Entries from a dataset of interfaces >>
....................
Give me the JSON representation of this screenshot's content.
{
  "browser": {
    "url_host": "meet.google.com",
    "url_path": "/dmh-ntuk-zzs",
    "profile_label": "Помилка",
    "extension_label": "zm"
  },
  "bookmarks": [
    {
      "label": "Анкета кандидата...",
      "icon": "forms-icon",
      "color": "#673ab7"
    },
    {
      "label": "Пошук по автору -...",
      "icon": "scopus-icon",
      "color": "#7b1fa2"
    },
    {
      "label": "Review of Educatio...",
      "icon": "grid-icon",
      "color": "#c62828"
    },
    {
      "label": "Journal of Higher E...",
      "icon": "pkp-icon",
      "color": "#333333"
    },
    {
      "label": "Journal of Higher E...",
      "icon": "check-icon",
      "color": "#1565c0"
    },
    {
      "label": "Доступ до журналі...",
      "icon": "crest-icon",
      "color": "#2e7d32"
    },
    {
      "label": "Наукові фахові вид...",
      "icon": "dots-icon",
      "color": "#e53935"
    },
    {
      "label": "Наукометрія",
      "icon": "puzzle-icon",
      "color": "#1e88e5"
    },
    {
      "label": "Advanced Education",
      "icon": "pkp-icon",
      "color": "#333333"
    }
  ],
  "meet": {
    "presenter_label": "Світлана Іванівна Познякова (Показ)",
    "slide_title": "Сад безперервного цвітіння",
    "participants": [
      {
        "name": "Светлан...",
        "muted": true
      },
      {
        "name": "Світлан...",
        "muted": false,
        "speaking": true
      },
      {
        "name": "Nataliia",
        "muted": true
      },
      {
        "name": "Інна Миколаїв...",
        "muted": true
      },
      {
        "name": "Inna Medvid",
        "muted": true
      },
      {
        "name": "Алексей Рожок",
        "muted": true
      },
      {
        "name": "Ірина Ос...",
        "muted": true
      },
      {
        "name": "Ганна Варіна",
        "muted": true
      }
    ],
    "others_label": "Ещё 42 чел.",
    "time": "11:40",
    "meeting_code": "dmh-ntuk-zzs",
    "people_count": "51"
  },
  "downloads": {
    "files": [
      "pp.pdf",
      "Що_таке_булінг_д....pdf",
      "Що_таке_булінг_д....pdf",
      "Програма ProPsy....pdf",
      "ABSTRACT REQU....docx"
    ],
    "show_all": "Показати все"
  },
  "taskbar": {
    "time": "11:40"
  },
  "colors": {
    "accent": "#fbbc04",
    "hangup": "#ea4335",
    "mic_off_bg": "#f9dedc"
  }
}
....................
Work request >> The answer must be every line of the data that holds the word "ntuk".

Problem solution >>
    "url_path": "/dmh-ntuk-zzs",
    "meeting_code": "dmh-ntuk-zzs",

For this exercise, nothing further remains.